“We are happy to have Travis under contract for the next six seasons,” said Fletcher in a statement released by the team. “Travis has shown progression in each of his three seasons and is an integral part of our group of young forwards. His speed, skill and tenacity sets him apart in today’s NHL.”

The 22-year-old Konecny is coming off a 24-goal, 49-point performance for the Flyers a year ago, a stat line that was almost identical to what he did the year before. He figures to be a significant part of the Flyers’ core in the coming seasons and is one of eight players the team has signed through at least 2022, joining Claude Giroux, Jakub Voracek, Sean Couturier, Kevin Hayes, James van Riemsdyk, Ivan Provorov, and Shayne Gostisbehere.

Even if he never becomes anything more than a 25-goal, 50-point player that is still a pretty strong contract for the Flyers, and there is still a chance he is capable of more.

With Konecny now signed the list of remaining unsigned RFA’s throughout the league is down to Patrik Laine, Kyle Connor, Mathew Tkachuk, Brock Boeser, Mikko Rantanen, Brayden Point, Brandon Carlo, Julius Honka, Anthony DeAngelo, and Saku Maenalanen.

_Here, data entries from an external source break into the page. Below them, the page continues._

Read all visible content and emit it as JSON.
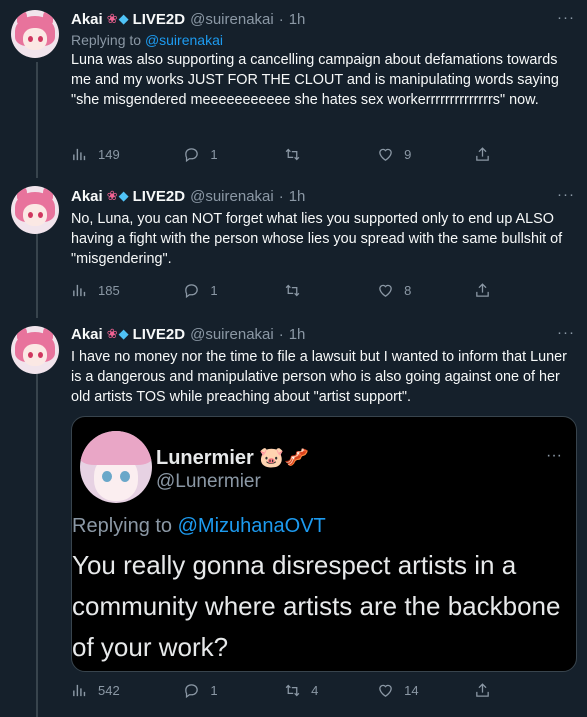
{
  "tweets": [
    {
      "author": "Akai",
      "badge": "LIVE2D",
      "handle": "@suirenakai",
      "separator": "·",
      "time": "1h",
      "replying_prefix": "Replying to",
      "replying_to": "@suirenakai",
      "text": "Luna was also supporting a cancelling campaign about defamations towards me and my works JUST FOR THE CLOUT and is manipulating words saying \"she misgendered meeeeeeeeeee she hates sex workerrrrrrrrrrrrrrs\" now.",
      "views": "149",
      "replies": "1",
      "retweets": "",
      "likes": "9"
    },
    {
      "author": "Akai",
      "badge": "LIVE2D",
      "handle": "@suirenakai",
      "separator": "·",
      "time": "1h",
      "text": "No, Luna, you can NOT forget what lies you supported only to end up ALSO having a fight with the person whose lies you spread with the same bullshit of \"misgendering\".",
      "views": "185",
      "replies": "1",
      "retweets": "",
      "likes": "8"
    },
    {
      "author": "Akai",
      "badge": "LIVE2D",
      "handle": "@suirenakai",
      "separator": "·",
      "time": "1h",
      "text": "I have no money nor the time to file a lawsuit but I wanted to inform that Luner is a dangerous and manipulative person who is also going against one of her old artists TOS while preaching about \"artist support\".",
      "views": "542",
      "replies": "1",
      "retweets": "4",
      "likes": "14"
    }
  ],
  "quoted": {
    "name": "Lunermier",
    "name_emoji": "🐷🥓",
    "handle": "@Lunermier",
    "replying_prefix": "Replying to",
    "replying_to": "@MizuhanaOVT",
    "text": "You really gonna disrespect artists in a community where artists are the backbone of your work?"
  },
  "icons": {
    "more": "more-dots-icon",
    "views": "views-bars-icon",
    "reply": "reply-bubble-icon",
    "retweet": "retweet-icon",
    "like": "heart-icon",
    "share": "share-icon",
    "lotus": "lotus-emoji",
    "gem": "gem-emoji"
  },
  "colors": {
    "background": "#15202b",
    "accent": "#1d9bf0",
    "secondary_text": "#8b98a5"
  }
}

MORE:
Provorov signs 6-year, $40.5 million deal with Flyers
• 
ProHockeyTalk’s 2019 NHL free agency tracker
• Your 2019-20 NHL on NBC TV schedule

Adam Gretz is a writer for Pro Hockey Talk on NBC Sports. Drop him a line at phtblog@nbcsports.com or follow him on Twitter @AGretz.